Now, the Egyptian Alphabet itself consists of lists of characters that represent uniliteral sounds (one consonant), biliteral (two consonants), triliteral (three consonant) forms and determinatives (signs that have the purpose of helping to show/elucidate the context and meaning of other characters and also act somewhat as punctuation/word dividers and pronunciation helps). However, these particular characters do not generally match up with the list of characters that were chosen for the Proto-Sinaitic alphabet, and do not represent the same sounds. However, from evidence in Joseph Smith's Egyptian Alphabet and Grammar, there are affinities in the names of characters, such as Joseph Smith's Gamel (Egyptian Kham, Semitic Gamel), Joseph Smith's Beth (Semitic Beth), Joseph Smith's Iota (Greek Iota, Egyptian Irt), and Joseph Smith's Ho-Ha-Oop (Semitic Ho/He).
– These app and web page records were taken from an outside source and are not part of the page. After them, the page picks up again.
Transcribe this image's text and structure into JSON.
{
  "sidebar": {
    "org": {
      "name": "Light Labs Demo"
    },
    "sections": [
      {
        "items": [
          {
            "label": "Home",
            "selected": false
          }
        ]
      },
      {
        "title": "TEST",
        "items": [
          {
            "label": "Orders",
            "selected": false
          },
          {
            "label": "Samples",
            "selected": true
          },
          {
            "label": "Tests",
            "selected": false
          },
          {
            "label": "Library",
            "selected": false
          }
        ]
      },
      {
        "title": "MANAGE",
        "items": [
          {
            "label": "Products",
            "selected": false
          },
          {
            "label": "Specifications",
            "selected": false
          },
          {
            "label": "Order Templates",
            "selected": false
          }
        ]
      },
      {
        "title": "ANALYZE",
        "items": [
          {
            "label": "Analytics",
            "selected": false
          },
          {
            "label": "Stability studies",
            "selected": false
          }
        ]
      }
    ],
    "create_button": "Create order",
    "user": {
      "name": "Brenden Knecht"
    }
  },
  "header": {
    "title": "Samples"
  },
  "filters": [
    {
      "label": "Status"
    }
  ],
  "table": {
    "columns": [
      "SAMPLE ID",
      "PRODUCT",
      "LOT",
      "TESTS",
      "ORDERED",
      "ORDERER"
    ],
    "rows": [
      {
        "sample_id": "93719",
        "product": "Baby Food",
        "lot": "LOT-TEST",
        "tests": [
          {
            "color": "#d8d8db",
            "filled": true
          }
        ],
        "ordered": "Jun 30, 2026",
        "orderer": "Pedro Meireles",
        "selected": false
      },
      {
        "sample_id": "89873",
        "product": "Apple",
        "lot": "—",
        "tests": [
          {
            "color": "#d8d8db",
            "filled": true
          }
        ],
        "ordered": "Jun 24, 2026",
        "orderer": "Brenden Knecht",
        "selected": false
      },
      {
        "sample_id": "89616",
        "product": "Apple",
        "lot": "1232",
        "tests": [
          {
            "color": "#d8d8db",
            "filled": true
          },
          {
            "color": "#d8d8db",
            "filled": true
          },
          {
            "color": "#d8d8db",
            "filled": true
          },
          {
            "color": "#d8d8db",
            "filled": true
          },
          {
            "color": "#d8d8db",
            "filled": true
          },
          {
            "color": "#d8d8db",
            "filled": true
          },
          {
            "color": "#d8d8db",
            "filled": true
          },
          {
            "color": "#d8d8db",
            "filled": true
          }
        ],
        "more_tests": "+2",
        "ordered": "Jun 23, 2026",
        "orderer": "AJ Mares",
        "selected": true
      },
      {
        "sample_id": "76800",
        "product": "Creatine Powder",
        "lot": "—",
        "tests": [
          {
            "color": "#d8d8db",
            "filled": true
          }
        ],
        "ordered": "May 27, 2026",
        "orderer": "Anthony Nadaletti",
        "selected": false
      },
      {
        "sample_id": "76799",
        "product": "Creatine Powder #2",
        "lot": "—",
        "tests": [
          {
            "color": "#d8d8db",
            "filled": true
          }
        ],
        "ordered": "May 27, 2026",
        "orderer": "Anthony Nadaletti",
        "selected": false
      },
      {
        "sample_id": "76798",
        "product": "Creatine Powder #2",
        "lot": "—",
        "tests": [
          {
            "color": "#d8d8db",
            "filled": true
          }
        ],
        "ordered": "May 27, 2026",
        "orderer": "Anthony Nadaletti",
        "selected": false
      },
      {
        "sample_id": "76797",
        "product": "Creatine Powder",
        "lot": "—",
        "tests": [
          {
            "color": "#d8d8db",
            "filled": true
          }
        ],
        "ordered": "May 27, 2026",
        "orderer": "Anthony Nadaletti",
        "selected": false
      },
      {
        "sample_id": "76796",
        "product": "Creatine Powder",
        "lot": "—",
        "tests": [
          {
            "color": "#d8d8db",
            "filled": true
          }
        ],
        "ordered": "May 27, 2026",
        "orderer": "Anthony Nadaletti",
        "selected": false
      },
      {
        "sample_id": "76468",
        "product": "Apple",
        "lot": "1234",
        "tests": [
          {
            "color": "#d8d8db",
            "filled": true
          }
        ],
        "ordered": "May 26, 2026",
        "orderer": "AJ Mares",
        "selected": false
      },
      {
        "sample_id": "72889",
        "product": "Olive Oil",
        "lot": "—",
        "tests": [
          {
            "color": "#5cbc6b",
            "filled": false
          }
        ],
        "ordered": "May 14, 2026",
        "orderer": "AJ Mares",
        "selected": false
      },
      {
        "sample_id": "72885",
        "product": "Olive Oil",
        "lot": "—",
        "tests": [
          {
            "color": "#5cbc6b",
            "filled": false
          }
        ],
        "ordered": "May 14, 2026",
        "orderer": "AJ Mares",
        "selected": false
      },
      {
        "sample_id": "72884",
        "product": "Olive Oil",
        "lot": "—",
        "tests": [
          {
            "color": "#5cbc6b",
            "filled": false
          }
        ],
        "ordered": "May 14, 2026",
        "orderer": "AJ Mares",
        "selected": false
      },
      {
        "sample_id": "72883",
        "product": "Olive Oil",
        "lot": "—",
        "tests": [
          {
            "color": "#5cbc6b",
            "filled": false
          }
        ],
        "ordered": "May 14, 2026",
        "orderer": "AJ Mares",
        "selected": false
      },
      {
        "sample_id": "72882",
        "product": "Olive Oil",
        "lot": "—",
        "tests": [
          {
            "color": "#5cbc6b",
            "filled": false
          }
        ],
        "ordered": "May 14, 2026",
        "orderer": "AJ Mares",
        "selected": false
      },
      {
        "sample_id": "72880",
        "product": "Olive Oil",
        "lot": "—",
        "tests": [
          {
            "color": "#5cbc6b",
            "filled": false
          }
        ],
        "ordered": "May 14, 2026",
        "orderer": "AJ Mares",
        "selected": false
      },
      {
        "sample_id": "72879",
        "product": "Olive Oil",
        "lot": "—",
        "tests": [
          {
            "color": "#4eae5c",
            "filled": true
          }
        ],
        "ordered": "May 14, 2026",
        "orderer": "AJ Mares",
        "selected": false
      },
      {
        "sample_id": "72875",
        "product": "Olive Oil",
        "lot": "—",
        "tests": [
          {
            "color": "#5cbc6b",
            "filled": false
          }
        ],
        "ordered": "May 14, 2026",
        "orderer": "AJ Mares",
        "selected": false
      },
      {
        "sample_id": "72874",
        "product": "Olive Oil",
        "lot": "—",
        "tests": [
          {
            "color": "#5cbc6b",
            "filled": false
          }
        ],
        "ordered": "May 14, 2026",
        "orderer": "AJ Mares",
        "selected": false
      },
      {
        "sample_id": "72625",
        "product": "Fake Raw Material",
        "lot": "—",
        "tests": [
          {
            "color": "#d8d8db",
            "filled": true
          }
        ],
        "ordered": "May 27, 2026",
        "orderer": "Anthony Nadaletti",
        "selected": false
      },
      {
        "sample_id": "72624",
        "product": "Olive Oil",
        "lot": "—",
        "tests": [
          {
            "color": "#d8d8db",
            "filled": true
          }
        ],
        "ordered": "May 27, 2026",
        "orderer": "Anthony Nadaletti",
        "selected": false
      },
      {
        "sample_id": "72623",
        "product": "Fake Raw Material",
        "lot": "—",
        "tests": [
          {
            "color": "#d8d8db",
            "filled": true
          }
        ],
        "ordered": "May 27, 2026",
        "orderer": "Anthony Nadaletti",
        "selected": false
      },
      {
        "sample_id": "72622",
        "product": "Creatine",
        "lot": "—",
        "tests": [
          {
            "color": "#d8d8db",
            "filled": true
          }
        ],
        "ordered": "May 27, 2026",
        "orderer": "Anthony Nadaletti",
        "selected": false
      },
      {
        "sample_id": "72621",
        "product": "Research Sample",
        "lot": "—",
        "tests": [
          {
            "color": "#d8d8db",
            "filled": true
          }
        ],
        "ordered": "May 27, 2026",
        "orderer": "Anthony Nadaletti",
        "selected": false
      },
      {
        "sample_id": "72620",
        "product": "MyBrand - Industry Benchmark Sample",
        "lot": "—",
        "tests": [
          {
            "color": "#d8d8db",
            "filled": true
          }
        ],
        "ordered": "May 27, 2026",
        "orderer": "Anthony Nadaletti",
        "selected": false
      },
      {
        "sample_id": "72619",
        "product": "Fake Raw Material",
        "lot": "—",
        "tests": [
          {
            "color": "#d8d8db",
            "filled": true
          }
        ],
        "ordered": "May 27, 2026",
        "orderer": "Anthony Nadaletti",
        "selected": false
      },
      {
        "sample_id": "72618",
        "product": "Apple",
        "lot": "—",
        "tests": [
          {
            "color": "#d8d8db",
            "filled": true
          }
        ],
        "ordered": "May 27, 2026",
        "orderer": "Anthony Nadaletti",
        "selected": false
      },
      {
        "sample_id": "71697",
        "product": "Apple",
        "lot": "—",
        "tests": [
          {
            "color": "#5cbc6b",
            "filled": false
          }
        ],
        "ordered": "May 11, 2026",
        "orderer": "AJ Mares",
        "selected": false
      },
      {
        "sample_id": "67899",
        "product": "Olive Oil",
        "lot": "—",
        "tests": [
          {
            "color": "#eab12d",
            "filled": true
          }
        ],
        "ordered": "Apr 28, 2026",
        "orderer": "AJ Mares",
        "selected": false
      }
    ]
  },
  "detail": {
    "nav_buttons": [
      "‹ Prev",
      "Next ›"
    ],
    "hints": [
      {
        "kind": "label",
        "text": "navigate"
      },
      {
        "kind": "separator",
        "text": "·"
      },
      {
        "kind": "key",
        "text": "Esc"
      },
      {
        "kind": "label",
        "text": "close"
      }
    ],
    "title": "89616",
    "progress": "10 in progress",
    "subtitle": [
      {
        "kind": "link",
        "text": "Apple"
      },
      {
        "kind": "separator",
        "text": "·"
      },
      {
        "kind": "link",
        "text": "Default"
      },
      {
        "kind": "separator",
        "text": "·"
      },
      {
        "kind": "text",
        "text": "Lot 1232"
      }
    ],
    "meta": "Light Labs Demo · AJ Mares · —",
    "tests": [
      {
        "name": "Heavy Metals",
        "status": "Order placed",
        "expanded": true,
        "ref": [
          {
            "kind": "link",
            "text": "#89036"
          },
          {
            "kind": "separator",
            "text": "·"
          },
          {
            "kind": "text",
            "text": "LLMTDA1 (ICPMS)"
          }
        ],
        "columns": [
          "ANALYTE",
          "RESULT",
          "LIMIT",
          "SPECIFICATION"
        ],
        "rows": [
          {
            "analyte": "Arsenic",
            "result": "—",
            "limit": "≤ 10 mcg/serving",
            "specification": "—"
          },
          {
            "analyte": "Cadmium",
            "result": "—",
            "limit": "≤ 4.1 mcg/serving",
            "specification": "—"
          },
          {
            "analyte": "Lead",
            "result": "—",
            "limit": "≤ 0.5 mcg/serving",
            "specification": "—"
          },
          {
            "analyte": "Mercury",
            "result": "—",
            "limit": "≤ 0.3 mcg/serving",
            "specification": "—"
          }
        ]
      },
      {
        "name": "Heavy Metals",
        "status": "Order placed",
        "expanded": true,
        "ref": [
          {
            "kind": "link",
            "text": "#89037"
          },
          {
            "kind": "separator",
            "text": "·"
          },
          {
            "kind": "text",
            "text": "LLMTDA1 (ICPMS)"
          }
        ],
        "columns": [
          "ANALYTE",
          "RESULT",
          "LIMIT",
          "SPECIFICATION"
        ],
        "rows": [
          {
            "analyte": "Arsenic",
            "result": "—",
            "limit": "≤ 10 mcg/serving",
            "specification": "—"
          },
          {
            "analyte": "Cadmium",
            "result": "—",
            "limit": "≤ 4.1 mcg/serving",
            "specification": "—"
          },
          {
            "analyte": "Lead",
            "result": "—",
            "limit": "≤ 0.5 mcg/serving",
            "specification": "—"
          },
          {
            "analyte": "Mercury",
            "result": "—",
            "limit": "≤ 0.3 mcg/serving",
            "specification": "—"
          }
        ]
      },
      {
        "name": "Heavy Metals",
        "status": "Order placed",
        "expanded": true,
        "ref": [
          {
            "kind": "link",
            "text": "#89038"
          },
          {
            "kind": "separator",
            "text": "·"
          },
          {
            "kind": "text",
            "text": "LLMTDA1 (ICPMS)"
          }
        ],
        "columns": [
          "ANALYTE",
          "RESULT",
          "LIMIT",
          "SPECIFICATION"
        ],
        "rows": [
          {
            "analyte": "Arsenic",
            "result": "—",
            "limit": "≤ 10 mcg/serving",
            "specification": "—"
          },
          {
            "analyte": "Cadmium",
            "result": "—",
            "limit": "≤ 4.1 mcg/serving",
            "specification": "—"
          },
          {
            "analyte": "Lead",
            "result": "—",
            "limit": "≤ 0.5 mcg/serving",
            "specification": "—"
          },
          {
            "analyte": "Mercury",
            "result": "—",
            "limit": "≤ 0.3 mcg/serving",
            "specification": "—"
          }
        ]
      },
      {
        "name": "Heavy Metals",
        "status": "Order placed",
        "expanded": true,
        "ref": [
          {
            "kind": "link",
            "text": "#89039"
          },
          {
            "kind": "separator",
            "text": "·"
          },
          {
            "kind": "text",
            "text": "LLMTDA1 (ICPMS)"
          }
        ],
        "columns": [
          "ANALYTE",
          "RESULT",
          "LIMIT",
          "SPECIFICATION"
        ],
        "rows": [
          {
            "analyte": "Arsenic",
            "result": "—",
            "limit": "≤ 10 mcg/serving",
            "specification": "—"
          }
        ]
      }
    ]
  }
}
In the Egyptian system, what we think of as traditional alphabetical characters are the one-consonant forms (uniliterals). Evidence exists for sign lists of these uniliteral characters that follow closely to the South Semitic Order. Similar to the Proto-Sinaitic, the evidence in Joseph Smith's Egyptian Alphabet and Grammar shows that these characters also have astrological/astronomical implementation. But the South Semitic Order and the Egyptian names of the signs also seems to be some inspiration from acrophonic lists of birds, of all things, derived from poems or recitations where bird names were paired with the names of tree, plants or place-names that they were associated with, that started with the same sound acrophonically. There is some evidence that ancient sign lists from Egypt had 25 basic uniliteral characters in them. So, the original idea for the abecedaria (calendrical/astrological/phonetic sign lists) seems to have originated in Egypt. (https://oi.uchicago.edu/pdf/birds_in_the_ancient_egyptian_and_coptic_alphabets.pdf).
However, the evidence from Joseph Smith's Egyptian Alphabet and Grammar shows that other sign-list orders existed that were invented or customized for a particular context or situation. Rather than recitation of some poems, these lists were mnemonic and acrophonic and acrostic. In the case of the Psalms in the Bible, it is acrophonic and acrostic. In the case of the Hor Sensen Papyrus, it is also somewhat acrophonic and acrostic. But the inspiration/purpose for the particular ordering of the signs in the sign lists in the columns around Facsimile #1, it is simply the identity and genealogy of the owner of the Papyrus. The same is so in other similar sections of other copies of the Sensen Papyrus. The important thing is that the sign list in the Hor Papyrus contains many of the uniliteral and determinative characters from the Egyptian Alphabet, and they are identified as being "alphabetic" characters in Joseph Smith's Egyptian Alphabet and Grammar, although the usage of these characters the Sensen document is more properly described as pictographic. So, while it is true that the Sensen Ordering of the Egyptian Alphabetical Characters is different than either the North Semitic or South Semitic traditional orderings, it is still a derived sign list of what may properly be called alphabetic characters. The fact that there were additional orderings in Egypt shows that while some are traditional, others are fluid. Therefore, the Sign List or Abecedarium derived from the Sensen Papyrus is in very deed the Egyptian Alphabet, just in a custom order. And the ancients used it in this very way.